In a car accident that involves a victim with a dormant or asymptomatic pre-existing condition, or a condition in which the victim did not experience symptoms before the accident, the party at fault is liable for the injuries for the full amount. This is because the negligence of the defendant aggravated a latent or dormant condition.

Different rules apply in cases where the victim had symptomatic condition prior to the accident. If the victim was already experiencing pain or was already disabled before the car accident and the recent accident aggravated or worsened the condition, the defendant can be liable for the aggravation of the condition but not for the symptomatic, pre-existing condition.

Litigation of a personal injury lawsuit that involves a pre-existing injury can be complicated. This case may even require an expert medical witness to apportion between the pre-existing condition and the aggravation of the condition. An expert medical testimony is necessary for calculating the percentage that the party at-fault may be liable for.

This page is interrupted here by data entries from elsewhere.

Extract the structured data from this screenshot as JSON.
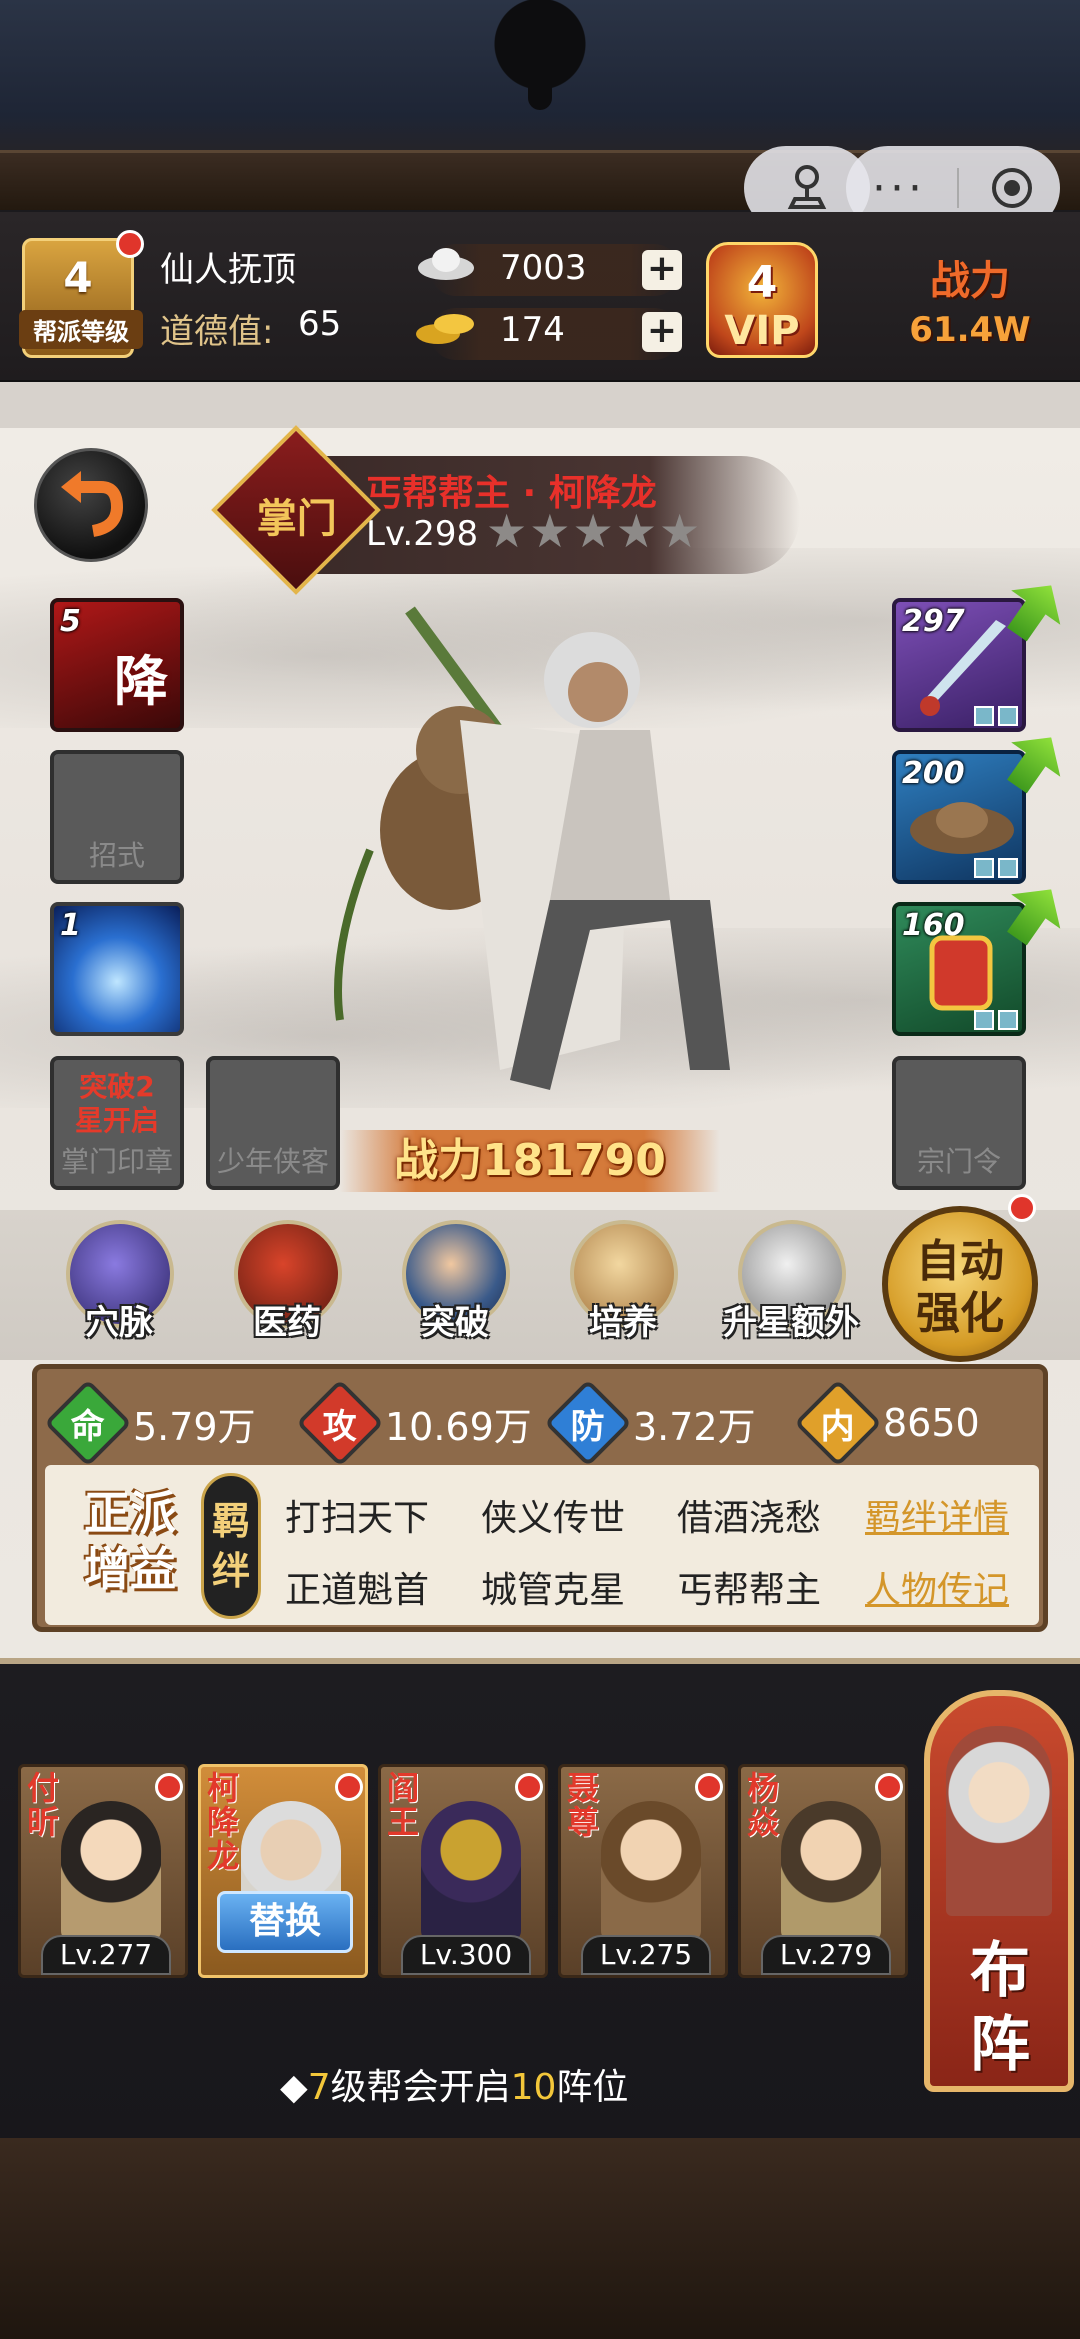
{
  "top": {
    "guild_level": "4",
    "guild_level_caption": "帮派等级",
    "player_name": "仙人抚顶",
    "morality_label": "道德值:",
    "morality_value": "65",
    "silver": "7003",
    "gold": "174",
    "vip_level": "4",
    "vip_text": "VIP",
    "power_label": "战力",
    "power_value": "61.4W",
    "menu_dots": "···"
  },
  "character": {
    "title": "丐帮帮主 · 柯降龙",
    "emblem": "掌门",
    "level": "Lv.298",
    "stars": 5,
    "power_text": "战力181790"
  },
  "left_slots": [
    {
      "num": "5",
      "glyph": "降",
      "label": ""
    },
    {
      "num": "",
      "glyph": "",
      "label": "招式"
    },
    {
      "num": "1",
      "glyph": "",
      "label": ""
    }
  ],
  "bottom_left_slots": [
    {
      "lock_text": "突破2\n星开启",
      "label": "掌门印章"
    },
    {
      "lock_text": "",
      "label": "少年侠客"
    }
  ],
  "right_slots": [
    {
      "num": "297"
    },
    {
      "num": "200"
    },
    {
      "num": "160"
    },
    {
      "label": "宗门令"
    }
  ],
  "skills": [
    {
      "label": "穴脉"
    },
    {
      "label": "医药"
    },
    {
      "label": "突破"
    },
    {
      "label": "培养"
    },
    {
      "label": "升星额外"
    }
  ],
  "auto_button": "自动\n强化",
  "stats": {
    "hp_icon": "命",
    "hp": "5.79万",
    "atk_icon": "攻",
    "atk": "10.69万",
    "def_icon": "防",
    "def": "3.72万",
    "inner_icon": "内",
    "inner": "8650"
  },
  "faction_bonus": "正派\n增益",
  "bond_tag": "羁\n绊",
  "bonds": [
    "打扫天下",
    "侠义传世",
    "借酒浇愁",
    "正道魁首",
    "城管克星",
    "丐帮帮主"
  ],
  "links": {
    "bond_detail": "羁绊详情",
    "biography": "人物传记"
  },
  "team": [
    {
      "name": "付昕",
      "level": "Lv.277"
    },
    {
      "name": "柯降龙",
      "level": "",
      "swap": "替换"
    },
    {
      "name": "阎王",
      "level": "Lv.300"
    },
    {
      "name": "聂尊",
      "level": "Lv.275"
    },
    {
      "name": "杨焱",
      "level": "Lv.279"
    }
  ],
  "formation_button": "布\n阵",
  "tip": {
    "prefix": "◆",
    "n1": "7",
    "mid": "级帮会开启",
    "n2": "10",
    "suffix": "阵位"
  },
  "colors": {
    "accent_gold": "#f3c73a",
    "stat_hp": "#3aa83a",
    "stat_atk": "#d23a2a",
    "stat_def": "#2f7fd6",
    "stat_inner": "#e0a02a"
  }
}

If you have a pre-existing injury and you have been involved in a car accident, it’s important to seek legal representation from a personal injury attorney experienced in handling car accident cases. Your lawyer will help determine the best legal remedies for your situation so you will be fairly compensated for your aggravated pre-existing injury.